Some types of geothermal heat pumps can lower the water table and also tend to be more expensive than other heating solutions to maintain and repair. Some types have other drawbacks as well. For example, an open-loop system can often require large sums of water to work. For those who pay for their water supply, this additional cost can be alarming. This can also restrict the use of open-loop systems in homes to those who live anywhere near a major body of water such as coastal regions.
The Bottom Line on Geothermal Heat Pumps
Overall, there are many pros and cons to consider when it comes to geothermal heat pumps. The kind of situation in which one would benefit from a geothermal heat pump is almost always going to be first and foremost a situation in which a new house is being built, as retrofitting a geothermal heat pump on to an existing house is difficult and often not worth it.
For those that are looking at building a new house and want a heating and cooling system that is both efficient, effective, and cuts down on pollution and energy wastage, geothermal heat pumps can be a great investment, despite the high installation cost. Even though the installation price of a geothermal system can be several times that of an air-source system of the same heating and cooling capacity, the additional costs are returned to you in energy savings in 5 to 10 years. This makes geothermal heat pumps a great option for those looking to stay in their next house for a long time. System life is estimated at 25 years for the inside components and 50+ years for the ground loop. There are approximately 50,000 geothermal heat pumps installed in the United States each year. This is an exciting type of heating and cooling technology that is becoming more and more popular and economically viable.

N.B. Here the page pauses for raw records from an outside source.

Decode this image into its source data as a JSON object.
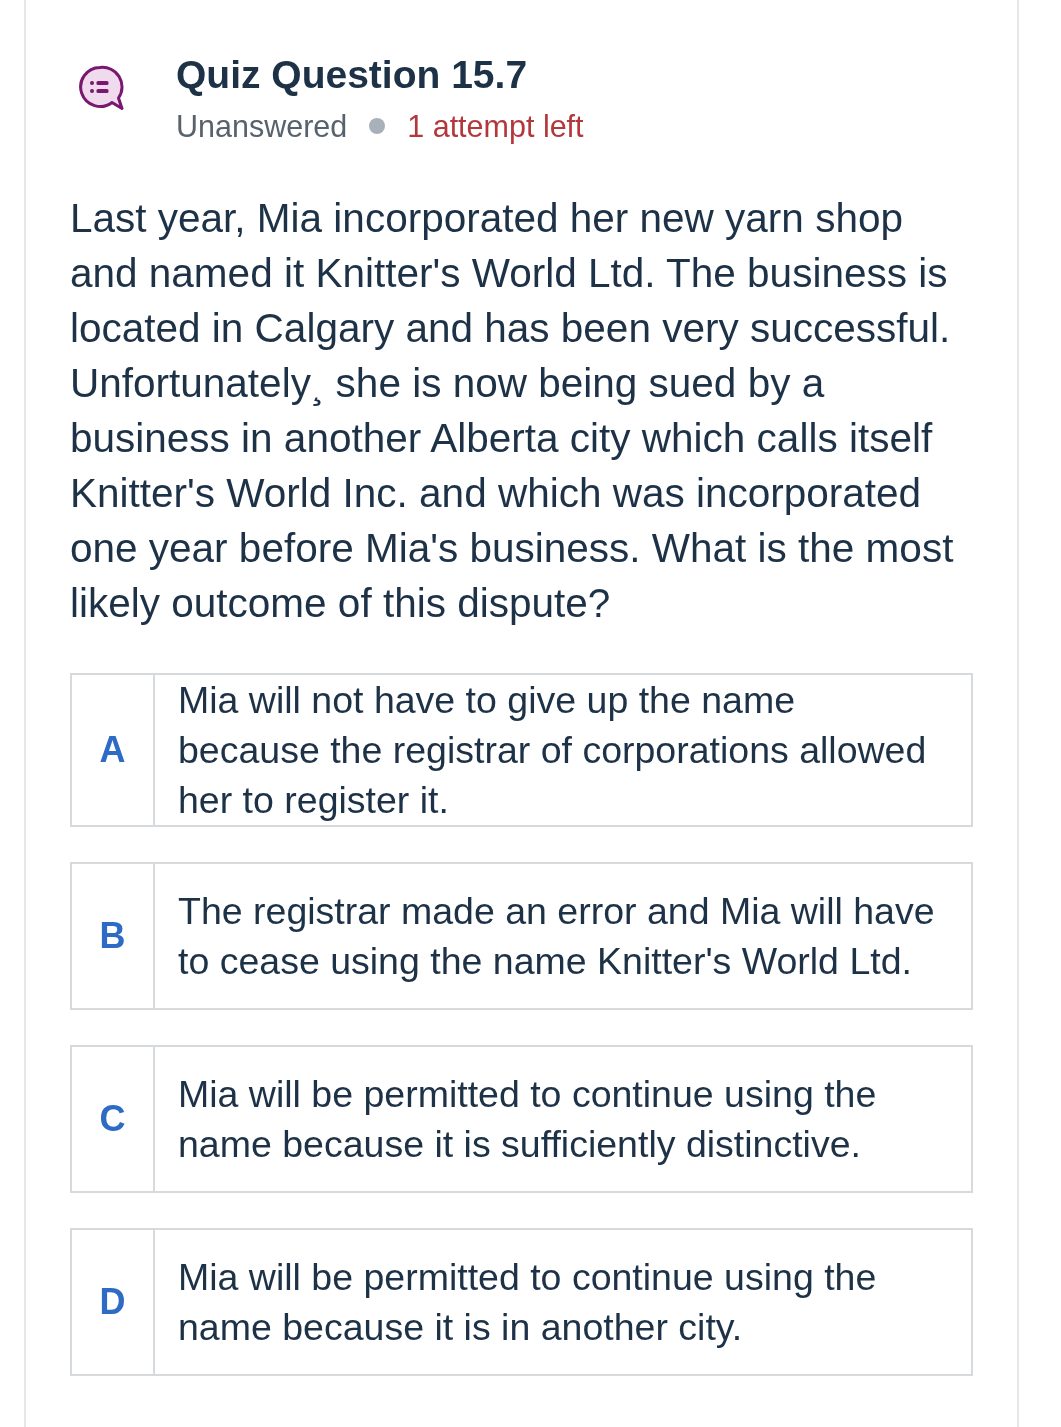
{
  "header": {
    "title": "Quiz Question 15.7",
    "status": "Unanswered",
    "attempts": "1 attempt left"
  },
  "question": "Last year, Mia incorporated her new yarn shop and named it Knitter's World Ltd. The business is located in Calgary and has been very successful. Unfortunately¸ she is now being sued by a business in another Alberta city which calls itself Knitter's World Inc. and which was incorporated one year before Mia's business. What is the most likely outcome of this dispute?",
  "choices": [
    {
      "letter": "A",
      "text": "Mia will not have to give up the name because the registrar of corporations allowed her to register it.",
      "selected": false
    },
    {
      "letter": "B",
      "text": "The registrar made an error and Mia will have to cease using the name Knitter's World Ltd.",
      "selected": false
    },
    {
      "letter": "C",
      "text": "Mia will be permitted to continue using the name because it is sufficiently distinctive.",
      "selected": false
    },
    {
      "letter": "D",
      "text": "Mia will be permitted to continue using the name because it is in another city.",
      "selected": false
    }
  ]
}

Some more convincing facts about this technology includes the fact that geothermal HVAC systems use only one unit of electricity to move up to five units of cooling or heating from the earth to a building. Geothermal heating and cooling is often the most cost-effective way to reduce the environmental impact of conditioning spaces. Some types of geothermal heat pumps require a lot of real estate to install but depending on the type you get and the type of soil you have in your yard a geothermal heat pump can be installed vertically below the house in some instances. Geothermal heat pumps are energy-efficient, versatile and capable of everything from heating and cooling to water heating, quiet, and environmentally friendly. All of this is to say that for many, geothermal heating is a great option to consider if you’re looking for a long-term solution to your heating and cooling needs.
Geothermal Heat Pumps and Heating Repair in Austin

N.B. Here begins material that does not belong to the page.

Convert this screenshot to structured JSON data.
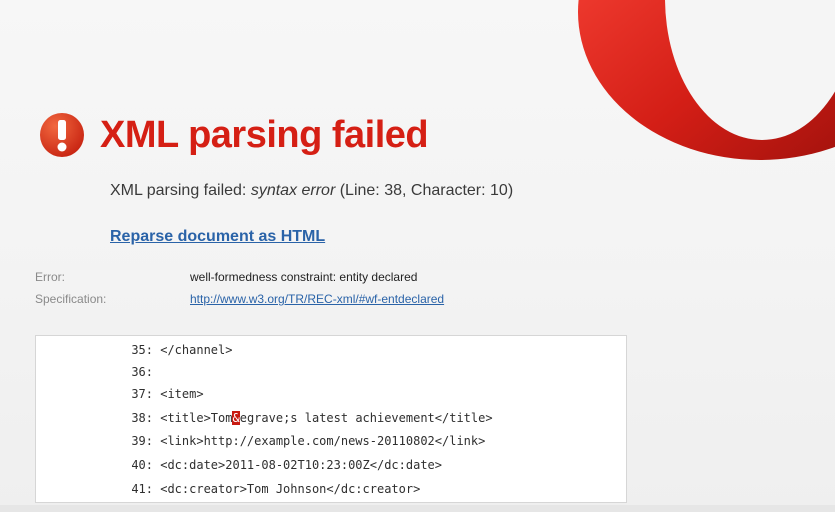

Ground source heat pumps, also known as geothermal heat pumps, are electrically powered systems that tap the stored energy of the greatest solar collector in existence: the earth. These systems use the earth's relatively constant temperature to provide heating, cooling, and hot water for homes and commercial buildings. This technology, having existed since the 1940s, is not exactly new, but it does have many benefits and the models are getting more advanced and efficient all the time. It’s a great option worth considering, especially for those looking to build a new house and who plan on staying there for quite a while, and want an efficient and environmentally friendly alternative to traditional heating and cooling methods.

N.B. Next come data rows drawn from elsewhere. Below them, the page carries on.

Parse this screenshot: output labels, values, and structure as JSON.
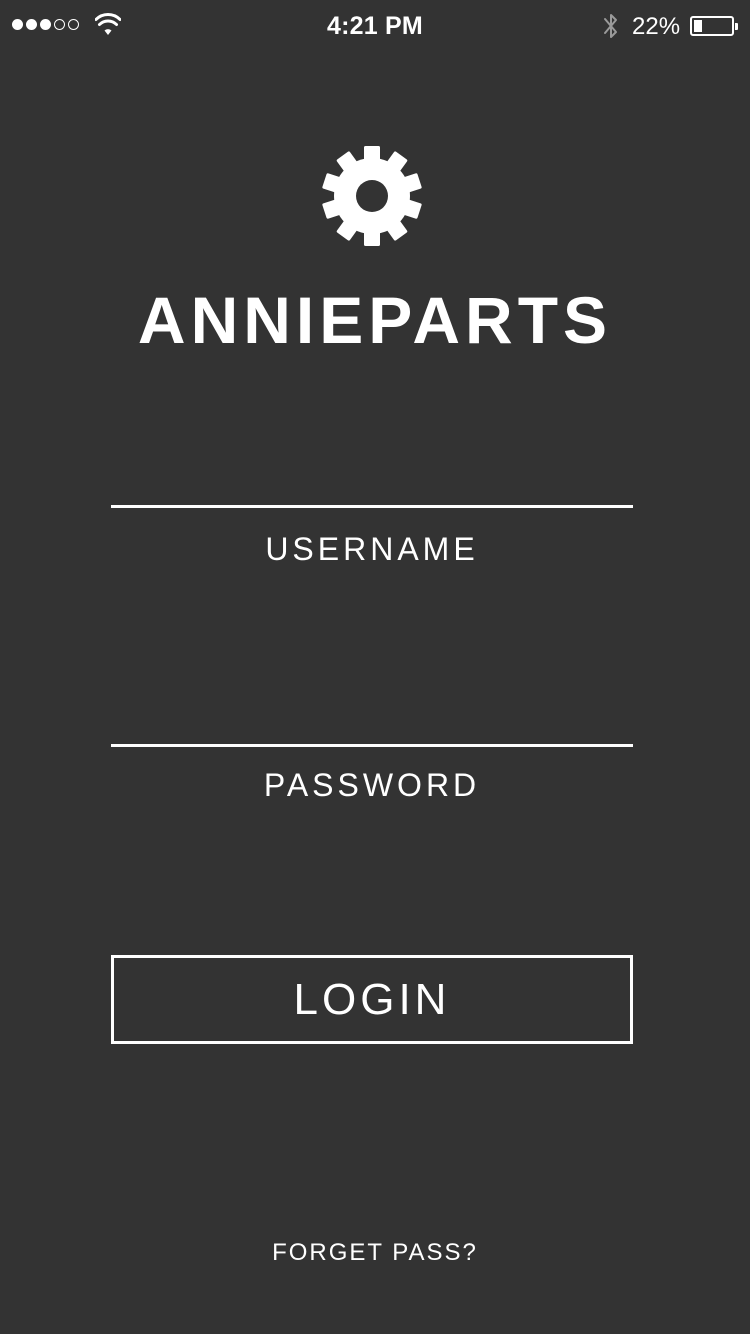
{
  "status_bar": {
    "signal_dots_filled": 3,
    "signal_dots_total": 5,
    "wifi_icon": "wifi-icon",
    "time": "4:21 PM",
    "bluetooth_icon": "bluetooth-icon",
    "battery_percent": "22%",
    "battery_level": 0.22
  },
  "brand": {
    "logo_icon": "gear-icon",
    "name": "ANNIEPARTS"
  },
  "form": {
    "username_label": "USERNAME",
    "password_label": "PASSWORD",
    "login_label": "LOGIN",
    "forget_label": "FORGET PASS?"
  },
  "colors": {
    "background": "#333333",
    "foreground": "#ffffff"
  }
}
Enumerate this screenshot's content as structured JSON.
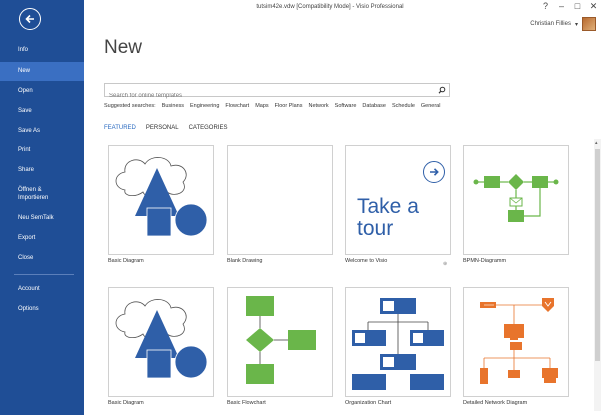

For those who have any type of heating and cooling system and find themselves in need of heater repair in Austin this fall or winter, consider AC Express. AC Express is an Austin heater repair company that operates all across the Austin area, from Cedar Park and Hutto to Liberty Hill and Leander and more. Heating in Austin doesn’t have to be a hassle. Call today!